### DATA TO EXAMINE ###
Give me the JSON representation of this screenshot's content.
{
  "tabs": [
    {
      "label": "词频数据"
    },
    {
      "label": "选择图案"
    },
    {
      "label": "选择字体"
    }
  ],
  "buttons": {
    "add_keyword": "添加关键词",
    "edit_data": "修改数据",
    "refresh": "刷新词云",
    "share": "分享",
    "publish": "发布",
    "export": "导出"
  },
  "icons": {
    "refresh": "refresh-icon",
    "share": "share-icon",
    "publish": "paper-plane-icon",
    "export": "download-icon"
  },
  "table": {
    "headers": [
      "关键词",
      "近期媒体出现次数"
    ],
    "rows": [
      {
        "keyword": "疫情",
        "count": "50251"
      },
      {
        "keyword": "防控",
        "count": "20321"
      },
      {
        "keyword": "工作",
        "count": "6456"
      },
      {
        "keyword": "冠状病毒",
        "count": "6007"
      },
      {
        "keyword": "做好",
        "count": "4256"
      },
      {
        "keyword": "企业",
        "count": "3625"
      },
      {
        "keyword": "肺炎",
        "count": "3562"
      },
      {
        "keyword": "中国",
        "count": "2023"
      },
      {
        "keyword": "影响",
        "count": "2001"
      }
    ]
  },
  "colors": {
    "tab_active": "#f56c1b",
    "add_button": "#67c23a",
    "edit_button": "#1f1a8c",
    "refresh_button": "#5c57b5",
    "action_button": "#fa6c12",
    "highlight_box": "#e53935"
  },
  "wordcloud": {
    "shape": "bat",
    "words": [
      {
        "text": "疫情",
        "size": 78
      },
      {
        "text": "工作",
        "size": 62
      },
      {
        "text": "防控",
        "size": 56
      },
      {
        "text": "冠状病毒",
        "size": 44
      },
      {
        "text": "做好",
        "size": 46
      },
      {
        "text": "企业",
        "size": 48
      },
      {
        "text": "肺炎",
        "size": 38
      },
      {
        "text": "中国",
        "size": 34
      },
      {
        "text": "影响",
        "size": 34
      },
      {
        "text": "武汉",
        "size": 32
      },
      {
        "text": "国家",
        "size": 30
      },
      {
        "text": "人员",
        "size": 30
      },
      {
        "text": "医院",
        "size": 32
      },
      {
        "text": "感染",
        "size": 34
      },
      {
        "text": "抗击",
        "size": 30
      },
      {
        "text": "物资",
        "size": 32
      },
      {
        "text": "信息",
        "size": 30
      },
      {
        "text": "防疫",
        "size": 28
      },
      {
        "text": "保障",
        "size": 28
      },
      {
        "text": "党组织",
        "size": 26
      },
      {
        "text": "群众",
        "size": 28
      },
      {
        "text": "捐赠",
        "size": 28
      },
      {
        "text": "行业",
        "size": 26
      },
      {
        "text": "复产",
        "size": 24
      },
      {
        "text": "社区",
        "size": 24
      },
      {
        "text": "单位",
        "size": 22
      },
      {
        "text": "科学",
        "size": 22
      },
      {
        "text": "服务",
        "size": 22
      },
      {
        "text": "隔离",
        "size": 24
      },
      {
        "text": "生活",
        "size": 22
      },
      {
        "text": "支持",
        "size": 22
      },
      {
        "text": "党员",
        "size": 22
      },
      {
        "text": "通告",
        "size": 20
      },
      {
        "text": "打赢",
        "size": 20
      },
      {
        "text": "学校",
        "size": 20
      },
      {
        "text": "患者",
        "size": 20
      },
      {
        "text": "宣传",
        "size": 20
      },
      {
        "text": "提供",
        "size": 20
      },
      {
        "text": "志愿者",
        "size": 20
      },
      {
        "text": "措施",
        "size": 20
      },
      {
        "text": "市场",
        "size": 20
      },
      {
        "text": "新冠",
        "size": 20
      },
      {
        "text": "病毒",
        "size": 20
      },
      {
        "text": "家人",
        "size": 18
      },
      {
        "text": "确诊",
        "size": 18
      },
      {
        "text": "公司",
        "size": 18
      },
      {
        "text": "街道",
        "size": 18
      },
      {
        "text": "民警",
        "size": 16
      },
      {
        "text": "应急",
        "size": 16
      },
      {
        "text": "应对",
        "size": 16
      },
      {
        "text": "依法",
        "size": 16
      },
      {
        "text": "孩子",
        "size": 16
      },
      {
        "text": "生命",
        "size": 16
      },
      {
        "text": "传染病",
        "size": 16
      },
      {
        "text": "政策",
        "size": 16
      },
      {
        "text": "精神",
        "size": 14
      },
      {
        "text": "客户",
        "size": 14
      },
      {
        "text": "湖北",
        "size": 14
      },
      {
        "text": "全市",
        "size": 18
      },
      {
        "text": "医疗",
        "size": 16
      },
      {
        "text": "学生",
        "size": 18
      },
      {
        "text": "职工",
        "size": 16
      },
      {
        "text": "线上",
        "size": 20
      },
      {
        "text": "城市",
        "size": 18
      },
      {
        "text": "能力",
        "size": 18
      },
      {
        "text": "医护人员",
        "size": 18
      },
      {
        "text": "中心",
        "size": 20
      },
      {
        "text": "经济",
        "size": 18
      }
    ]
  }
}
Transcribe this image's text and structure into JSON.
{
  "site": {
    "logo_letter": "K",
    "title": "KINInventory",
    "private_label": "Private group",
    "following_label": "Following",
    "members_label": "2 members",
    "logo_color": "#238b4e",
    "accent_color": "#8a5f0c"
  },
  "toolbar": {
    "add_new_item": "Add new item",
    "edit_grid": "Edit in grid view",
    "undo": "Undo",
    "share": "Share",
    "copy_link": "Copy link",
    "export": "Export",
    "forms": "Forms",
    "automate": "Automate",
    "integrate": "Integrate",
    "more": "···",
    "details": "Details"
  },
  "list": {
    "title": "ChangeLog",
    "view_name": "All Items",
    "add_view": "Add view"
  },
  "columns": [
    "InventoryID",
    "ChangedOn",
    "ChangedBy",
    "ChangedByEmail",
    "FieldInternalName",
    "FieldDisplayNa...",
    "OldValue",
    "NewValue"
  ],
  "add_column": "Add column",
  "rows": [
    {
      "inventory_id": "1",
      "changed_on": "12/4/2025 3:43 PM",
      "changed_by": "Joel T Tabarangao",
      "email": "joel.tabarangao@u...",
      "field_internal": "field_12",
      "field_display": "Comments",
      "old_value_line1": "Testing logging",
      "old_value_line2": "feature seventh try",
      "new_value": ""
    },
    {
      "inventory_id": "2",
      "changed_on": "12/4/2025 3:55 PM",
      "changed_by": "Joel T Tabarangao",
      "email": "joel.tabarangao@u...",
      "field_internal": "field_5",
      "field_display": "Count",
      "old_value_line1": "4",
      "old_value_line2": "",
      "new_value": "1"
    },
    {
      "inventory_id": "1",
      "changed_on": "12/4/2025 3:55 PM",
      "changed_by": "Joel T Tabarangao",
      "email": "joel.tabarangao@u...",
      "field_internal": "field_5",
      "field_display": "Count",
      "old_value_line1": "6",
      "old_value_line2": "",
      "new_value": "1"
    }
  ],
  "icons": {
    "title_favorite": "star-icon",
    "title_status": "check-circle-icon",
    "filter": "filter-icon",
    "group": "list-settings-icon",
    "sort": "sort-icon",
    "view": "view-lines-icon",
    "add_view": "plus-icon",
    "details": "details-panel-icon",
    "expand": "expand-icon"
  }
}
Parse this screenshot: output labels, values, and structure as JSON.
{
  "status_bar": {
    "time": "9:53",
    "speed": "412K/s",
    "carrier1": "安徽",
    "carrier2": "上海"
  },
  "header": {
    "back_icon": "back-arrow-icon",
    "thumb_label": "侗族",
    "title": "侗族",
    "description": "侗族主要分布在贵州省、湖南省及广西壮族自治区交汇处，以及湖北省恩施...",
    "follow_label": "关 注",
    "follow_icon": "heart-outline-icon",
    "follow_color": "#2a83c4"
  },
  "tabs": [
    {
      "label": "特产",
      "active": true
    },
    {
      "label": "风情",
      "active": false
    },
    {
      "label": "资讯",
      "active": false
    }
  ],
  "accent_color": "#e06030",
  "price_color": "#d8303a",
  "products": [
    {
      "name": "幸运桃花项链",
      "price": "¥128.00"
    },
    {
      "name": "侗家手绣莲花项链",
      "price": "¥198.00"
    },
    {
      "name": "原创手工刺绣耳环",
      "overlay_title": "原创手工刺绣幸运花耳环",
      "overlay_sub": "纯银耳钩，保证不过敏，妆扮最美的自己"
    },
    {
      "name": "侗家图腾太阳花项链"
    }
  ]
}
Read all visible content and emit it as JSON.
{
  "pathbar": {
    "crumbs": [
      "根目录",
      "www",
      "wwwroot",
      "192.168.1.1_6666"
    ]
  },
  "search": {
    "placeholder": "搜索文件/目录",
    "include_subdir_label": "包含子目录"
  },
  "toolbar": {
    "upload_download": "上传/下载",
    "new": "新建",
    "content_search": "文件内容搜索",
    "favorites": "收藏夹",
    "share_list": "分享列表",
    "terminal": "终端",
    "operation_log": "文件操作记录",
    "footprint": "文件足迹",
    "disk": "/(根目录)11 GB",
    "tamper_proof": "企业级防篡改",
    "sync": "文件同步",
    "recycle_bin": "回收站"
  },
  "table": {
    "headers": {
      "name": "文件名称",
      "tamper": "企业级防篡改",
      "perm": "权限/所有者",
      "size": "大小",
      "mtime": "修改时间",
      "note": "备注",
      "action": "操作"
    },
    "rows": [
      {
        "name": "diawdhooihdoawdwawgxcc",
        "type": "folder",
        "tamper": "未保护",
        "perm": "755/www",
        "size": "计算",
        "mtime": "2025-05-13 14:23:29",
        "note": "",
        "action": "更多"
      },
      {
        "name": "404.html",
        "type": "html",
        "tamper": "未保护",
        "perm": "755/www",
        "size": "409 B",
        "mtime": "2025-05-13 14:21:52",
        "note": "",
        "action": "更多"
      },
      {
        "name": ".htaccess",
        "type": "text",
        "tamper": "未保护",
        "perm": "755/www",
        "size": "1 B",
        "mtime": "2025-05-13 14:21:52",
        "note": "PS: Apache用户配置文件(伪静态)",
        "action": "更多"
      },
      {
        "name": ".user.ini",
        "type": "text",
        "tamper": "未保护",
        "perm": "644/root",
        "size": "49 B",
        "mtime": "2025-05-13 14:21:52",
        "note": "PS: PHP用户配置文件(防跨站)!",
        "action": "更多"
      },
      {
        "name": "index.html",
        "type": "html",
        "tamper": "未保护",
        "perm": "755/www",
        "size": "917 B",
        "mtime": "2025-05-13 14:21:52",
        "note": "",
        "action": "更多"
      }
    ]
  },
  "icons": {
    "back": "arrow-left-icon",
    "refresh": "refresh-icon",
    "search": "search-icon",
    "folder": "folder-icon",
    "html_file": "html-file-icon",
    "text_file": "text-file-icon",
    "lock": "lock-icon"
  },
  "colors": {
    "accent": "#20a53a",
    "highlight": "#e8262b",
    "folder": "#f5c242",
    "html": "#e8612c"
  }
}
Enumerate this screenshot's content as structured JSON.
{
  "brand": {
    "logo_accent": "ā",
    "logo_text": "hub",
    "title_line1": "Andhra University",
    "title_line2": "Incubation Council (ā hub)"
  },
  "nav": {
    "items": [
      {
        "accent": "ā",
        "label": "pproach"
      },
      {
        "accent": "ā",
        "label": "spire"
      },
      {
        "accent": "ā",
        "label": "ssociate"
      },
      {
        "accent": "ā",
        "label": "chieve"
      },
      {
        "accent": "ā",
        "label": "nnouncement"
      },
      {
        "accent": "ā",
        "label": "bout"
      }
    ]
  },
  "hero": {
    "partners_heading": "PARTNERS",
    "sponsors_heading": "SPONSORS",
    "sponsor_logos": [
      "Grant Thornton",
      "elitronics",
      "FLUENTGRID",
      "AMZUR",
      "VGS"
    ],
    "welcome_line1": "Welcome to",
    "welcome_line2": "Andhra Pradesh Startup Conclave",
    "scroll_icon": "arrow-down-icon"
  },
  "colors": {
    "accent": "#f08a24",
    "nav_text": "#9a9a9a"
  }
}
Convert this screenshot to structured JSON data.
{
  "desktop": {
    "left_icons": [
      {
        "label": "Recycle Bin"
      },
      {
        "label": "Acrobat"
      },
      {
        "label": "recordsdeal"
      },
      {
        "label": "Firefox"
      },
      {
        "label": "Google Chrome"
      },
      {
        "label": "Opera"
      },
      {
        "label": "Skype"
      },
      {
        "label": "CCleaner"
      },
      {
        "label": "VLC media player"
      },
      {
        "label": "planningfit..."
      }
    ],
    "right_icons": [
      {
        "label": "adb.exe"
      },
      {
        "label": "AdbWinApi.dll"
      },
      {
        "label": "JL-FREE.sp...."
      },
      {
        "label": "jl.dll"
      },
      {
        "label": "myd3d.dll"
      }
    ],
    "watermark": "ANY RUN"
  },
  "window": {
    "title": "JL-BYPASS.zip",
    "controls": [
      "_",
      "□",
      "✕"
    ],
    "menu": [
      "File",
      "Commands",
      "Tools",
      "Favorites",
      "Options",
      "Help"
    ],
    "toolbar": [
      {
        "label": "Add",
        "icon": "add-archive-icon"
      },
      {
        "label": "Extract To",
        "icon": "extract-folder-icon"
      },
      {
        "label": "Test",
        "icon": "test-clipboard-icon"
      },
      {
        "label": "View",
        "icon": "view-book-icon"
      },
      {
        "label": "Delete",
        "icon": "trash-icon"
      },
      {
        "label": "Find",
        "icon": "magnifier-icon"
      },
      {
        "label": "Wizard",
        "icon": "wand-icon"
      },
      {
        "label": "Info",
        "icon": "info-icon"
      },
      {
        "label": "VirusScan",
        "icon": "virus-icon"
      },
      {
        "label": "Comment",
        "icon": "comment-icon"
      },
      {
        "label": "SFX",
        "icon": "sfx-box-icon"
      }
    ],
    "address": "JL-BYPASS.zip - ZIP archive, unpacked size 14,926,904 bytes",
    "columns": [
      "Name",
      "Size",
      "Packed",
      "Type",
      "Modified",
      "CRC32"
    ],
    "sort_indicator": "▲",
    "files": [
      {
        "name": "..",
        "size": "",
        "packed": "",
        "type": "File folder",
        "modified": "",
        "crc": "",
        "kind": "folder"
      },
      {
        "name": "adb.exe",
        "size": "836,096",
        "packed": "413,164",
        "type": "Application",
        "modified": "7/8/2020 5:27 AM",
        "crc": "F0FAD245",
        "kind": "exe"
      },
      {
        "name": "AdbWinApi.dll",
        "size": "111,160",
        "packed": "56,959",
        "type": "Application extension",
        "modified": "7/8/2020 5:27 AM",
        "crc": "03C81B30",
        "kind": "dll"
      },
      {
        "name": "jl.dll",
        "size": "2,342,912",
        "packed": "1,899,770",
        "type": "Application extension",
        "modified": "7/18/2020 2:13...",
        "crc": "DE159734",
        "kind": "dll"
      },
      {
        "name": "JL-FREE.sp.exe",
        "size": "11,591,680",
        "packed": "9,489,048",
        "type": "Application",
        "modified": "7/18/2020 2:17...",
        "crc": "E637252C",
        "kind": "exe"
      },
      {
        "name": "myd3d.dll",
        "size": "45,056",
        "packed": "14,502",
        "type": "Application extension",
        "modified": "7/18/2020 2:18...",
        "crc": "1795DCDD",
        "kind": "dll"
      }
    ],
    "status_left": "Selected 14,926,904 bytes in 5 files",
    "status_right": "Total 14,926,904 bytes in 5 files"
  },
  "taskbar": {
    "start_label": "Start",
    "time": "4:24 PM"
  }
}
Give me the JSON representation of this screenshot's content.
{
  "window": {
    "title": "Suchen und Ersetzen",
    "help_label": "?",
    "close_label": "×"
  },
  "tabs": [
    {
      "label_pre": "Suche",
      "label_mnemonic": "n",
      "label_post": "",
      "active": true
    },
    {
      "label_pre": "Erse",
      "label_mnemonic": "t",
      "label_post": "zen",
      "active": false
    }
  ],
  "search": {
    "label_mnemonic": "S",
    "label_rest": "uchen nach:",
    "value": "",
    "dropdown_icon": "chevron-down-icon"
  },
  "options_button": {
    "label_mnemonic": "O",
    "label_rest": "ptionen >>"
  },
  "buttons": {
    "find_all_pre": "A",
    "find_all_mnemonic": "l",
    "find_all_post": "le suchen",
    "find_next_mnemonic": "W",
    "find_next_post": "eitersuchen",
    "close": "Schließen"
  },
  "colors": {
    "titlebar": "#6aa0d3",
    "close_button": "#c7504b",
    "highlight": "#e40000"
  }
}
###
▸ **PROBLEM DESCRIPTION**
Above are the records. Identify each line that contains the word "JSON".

▸ **SOLUTION FOR THIS TASK**
Give me the JSON representation of this screenshot's content.
Transcribe this image's text and structure into JSON.
Parse this screenshot: output labels, values, and structure as JSON.
Read all visible content and emit it as JSON.
Enumerate this screenshot's content as structured JSON.
Convert this screenshot to structured JSON data.
Give me the JSON representation of this screenshot's content.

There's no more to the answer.